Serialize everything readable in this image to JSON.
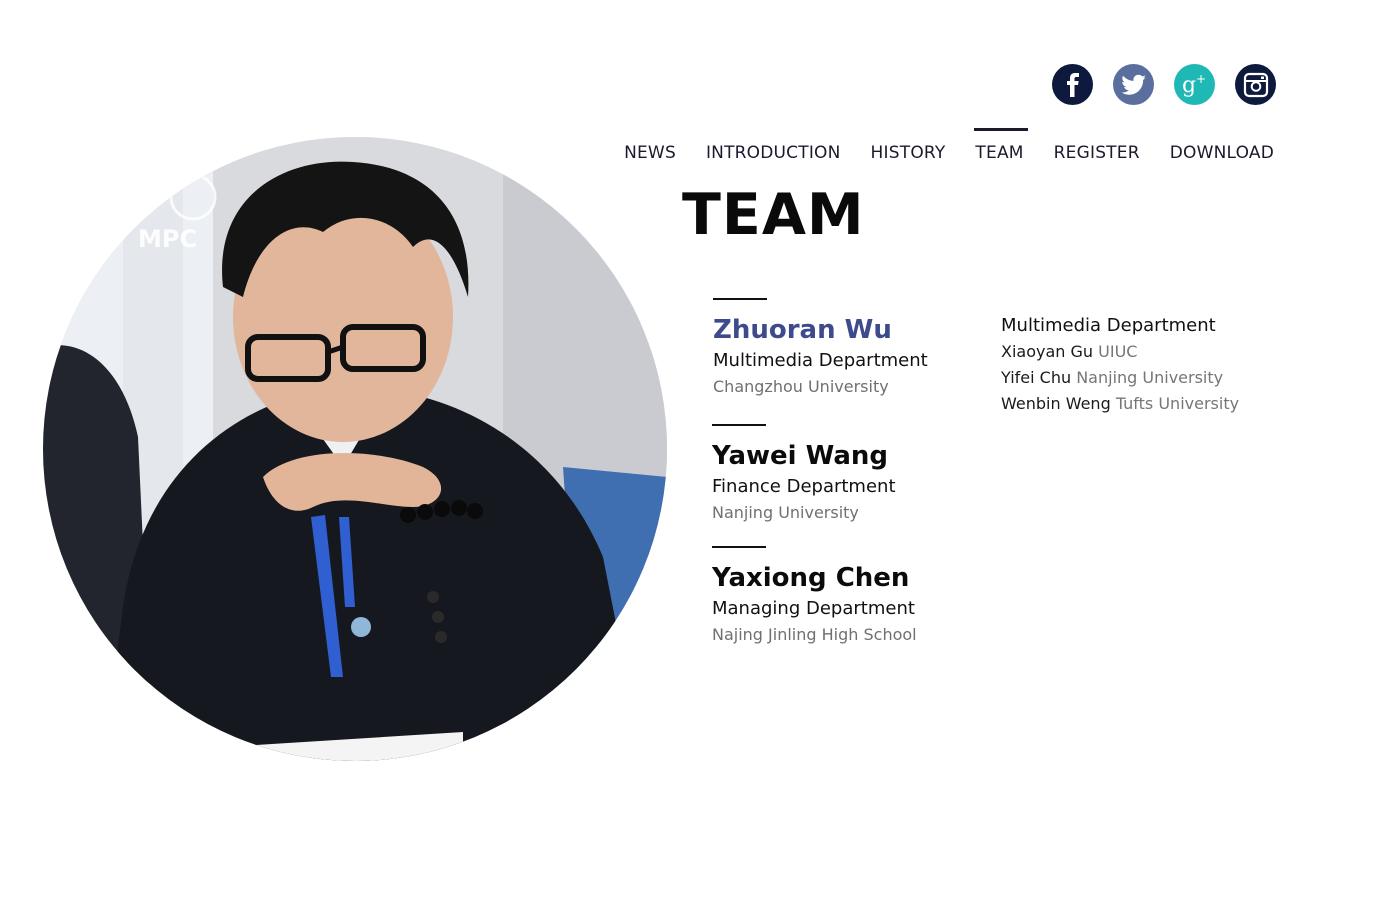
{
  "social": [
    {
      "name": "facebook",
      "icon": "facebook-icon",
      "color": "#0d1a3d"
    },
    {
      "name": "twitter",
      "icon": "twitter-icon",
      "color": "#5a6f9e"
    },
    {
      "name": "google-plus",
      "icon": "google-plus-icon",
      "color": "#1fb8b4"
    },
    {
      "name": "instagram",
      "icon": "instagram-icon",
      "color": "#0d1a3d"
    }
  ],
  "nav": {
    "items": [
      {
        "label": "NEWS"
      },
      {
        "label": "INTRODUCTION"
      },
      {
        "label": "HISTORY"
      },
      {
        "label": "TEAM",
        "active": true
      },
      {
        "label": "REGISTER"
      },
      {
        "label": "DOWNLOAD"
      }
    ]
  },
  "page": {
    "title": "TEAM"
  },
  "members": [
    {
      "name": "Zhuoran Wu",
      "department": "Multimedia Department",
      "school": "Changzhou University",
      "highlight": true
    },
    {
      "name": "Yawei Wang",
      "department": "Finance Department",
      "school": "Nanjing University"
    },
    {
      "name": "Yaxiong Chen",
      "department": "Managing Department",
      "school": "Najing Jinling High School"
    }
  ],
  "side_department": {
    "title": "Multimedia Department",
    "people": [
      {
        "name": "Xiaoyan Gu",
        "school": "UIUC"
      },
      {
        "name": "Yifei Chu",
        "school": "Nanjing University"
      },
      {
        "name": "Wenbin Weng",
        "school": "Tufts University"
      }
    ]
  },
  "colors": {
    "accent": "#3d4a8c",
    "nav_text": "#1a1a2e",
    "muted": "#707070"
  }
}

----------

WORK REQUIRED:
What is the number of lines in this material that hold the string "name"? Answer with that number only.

OUTPUT BELOW:
10